January in Your Garden

January in the Garden

Welcome 2024! A new year and always a time filled with possibilities and opportunities for new goals, insights and growth.

We hope you are starting this year with renewed energy and great ideas and we look forward to continue bringing life and style into your homes and gardens as we enter into the months ahead.

Getting back into it…

If you’ve been away on holiday, you might have returned to a very weedy garden and hopefully not too many plant casualties. Weed all beds thoroughly before the weeds go to seed and top up the mulch if needed.  Keep weeding throughout the month to stay on top of things.

Deadhead summer annuals, replace spent ones or fill gaps in beds with new seedlings that are not too ‘thirsty’ and will endure the heat.  Feed all annuals in beds, baskets and containers fortnightly with an organic liquid fertiliser.

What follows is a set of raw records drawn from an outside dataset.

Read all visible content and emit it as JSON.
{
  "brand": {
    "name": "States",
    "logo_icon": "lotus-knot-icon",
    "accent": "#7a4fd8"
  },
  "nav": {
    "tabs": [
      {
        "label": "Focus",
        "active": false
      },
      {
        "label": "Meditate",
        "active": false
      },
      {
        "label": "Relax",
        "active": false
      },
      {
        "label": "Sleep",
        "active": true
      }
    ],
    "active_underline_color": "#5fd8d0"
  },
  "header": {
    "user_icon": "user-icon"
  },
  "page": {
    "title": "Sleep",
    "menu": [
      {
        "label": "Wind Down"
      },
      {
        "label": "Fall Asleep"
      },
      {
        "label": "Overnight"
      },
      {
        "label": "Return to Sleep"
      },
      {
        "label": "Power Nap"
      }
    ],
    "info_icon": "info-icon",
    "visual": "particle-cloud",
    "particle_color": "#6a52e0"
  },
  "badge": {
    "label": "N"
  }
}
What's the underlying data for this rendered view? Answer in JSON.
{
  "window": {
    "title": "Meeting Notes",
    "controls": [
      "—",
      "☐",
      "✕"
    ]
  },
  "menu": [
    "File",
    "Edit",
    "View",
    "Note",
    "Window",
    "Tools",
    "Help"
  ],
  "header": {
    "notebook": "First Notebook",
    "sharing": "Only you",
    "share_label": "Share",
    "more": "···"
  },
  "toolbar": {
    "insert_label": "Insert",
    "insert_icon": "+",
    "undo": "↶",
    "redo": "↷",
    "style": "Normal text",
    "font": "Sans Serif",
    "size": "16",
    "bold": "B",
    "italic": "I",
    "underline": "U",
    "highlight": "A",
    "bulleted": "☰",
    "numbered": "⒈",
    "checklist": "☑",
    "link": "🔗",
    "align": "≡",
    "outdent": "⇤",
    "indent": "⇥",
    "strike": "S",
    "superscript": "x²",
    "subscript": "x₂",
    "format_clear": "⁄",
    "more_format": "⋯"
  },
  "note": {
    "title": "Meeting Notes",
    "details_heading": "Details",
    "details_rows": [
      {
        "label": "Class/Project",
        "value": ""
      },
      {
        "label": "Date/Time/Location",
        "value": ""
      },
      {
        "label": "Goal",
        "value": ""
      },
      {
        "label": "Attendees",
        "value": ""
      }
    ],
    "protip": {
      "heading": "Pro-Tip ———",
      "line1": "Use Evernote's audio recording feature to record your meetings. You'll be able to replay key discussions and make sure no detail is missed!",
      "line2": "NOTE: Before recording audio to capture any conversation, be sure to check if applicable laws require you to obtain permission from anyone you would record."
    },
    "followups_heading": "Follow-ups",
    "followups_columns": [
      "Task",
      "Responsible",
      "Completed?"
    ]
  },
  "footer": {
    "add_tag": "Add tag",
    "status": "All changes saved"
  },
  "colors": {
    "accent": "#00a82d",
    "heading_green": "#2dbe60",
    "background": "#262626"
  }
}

Check rose bushes for signs of black spot, aphids, red spider mite and chafer beetles and spray fortnightly if needed. Fertilise with a balanced rose fertiliser and water deeply 3 times per week (about 15L per week), unless it rains sufficiently. Give rose bushes a light pruning this month to encourage another flush of flowers.

Fertilise the whole garden this month with organic 3:1:5 for flowering and fruiting plants and 5:1:5 or 6:3:4 for other foliage plants and lawns.

If you’re adding new plants to your garden, plant them early in the morning or in the late afternoon. Water thoroughly before and after planting.  It is best to wait until autumn to transplant existing shrubs and perennials.

Don’t mow the lawn too short – keeping the blades slightly longer will protect the roots against heat and dry winds. Fertilise lawn now with a balanced fertiliser like  2:3:2 to promote a well-developed root system, and continue to water twice a week, unless it rains.

Trim and shape unruly topiaries, evergreen hedges and standards.

Oh those pests…

Keep an eye out for lawn caterpillar, mole crickets or fungus in the lawn and treat if necessary.

Regularly check all plants for aphids, white fly and fungal disease and spray fortnightly with an organic pesticide. Put out snail pellets or traps.

Also, don’t let your guard down as far as lily borers go. They’re still very much out there. Spray affected plants with an organic caterpillar spray. Check out our in-store Plant Doctor section for all your plant treatment needs!

Ants are out in full force now. Take the necessary precautions to control them.

For more on treating common pests and diseases click |HERE|.

january in the garden lifestyle home nursery plant shop johannesburg gauteng rose flower fruit vegetables herb

Essential:  Watering

Water the garden preferably in the early morning or, if not possible, late afternoon (adhering to water restrictions for your area) and rather water deeply, less often than a quick sprinkling every day.  Water plants in pots and baskets every day. Our Guidelines to Watering can be found |HERE|.

Now is also the perfect time to take advantage of summer rainfall and invest in a rainwater tank to harvest our precious rainwater to be used throughout your home and garden, and to help save on your water bill!

Consider installing a drip irrigation system to more efficiently water your garden – enquire at Mica Lifestyle for more info.

Fruit & Veg

It’s piping hot out there and vegetables and herbs could take strain in the heat of the day.  Provide some relief by constructing a simple, portable structure from stakes or plastic pipe and 40 – 50% shade cloth, that can be moved around where needed to protect more sun-sensitive plants like lettuce, brinjal, peppers and most herbs. Find a complete Edibles Guide |HERE|

Give all vegetables and herbs a quick boost with a liquid fertiliser and follow up with an organic, slow release fertiliser like 6:3:4, which should last them through the rest of the season. Water well and top up the mulch layer around plants if necessary.

Harvest potatoes planted in early spring when all the leaves have died down.  A second batch of seed potatoes can be planted now for early winter harvesting.

Harvest all vegetables regularly to promote production.

Make a final planting of tomato seedlings. You can also still plant seedlings of beans, sweet corn, leeks, cucumber and zucchini if you provide protection from the hot sun.

Plant a variety of loose-leaf lettuces in a semi-shade position or amongst taller veg like Swiss chard or runner beans.

Remove all spent or diseased vegetables and plant a green manure in beds that are lying fallow to enrich the soil in preparation for the cooler weather crops of autumn and winter. Look out for seeds for the cooler seasons on the shelves at Lifestyle. Cabbage, cauliflower and Brussel sprouts can be sown now in sowing trays. We have a great How – To video showing you just how to sow seeds – click on the link below!

Have fun with the kids and plant some sunflower seeds in the vegetable patch.  They will pop up in no time and they grow fast and very tall – just the kind of thing kids like. Birds will also love it when the flowers go to seed.

If necessary, thin out the fruit on citrus trees and water trees twice a week if rain is insufficient.

Continue spraying or putting out bait against fruit fly.  Collect fallen fruit around fruit trees and dispose of it in the refuse to prevent fruit flies from breeding.

Share this: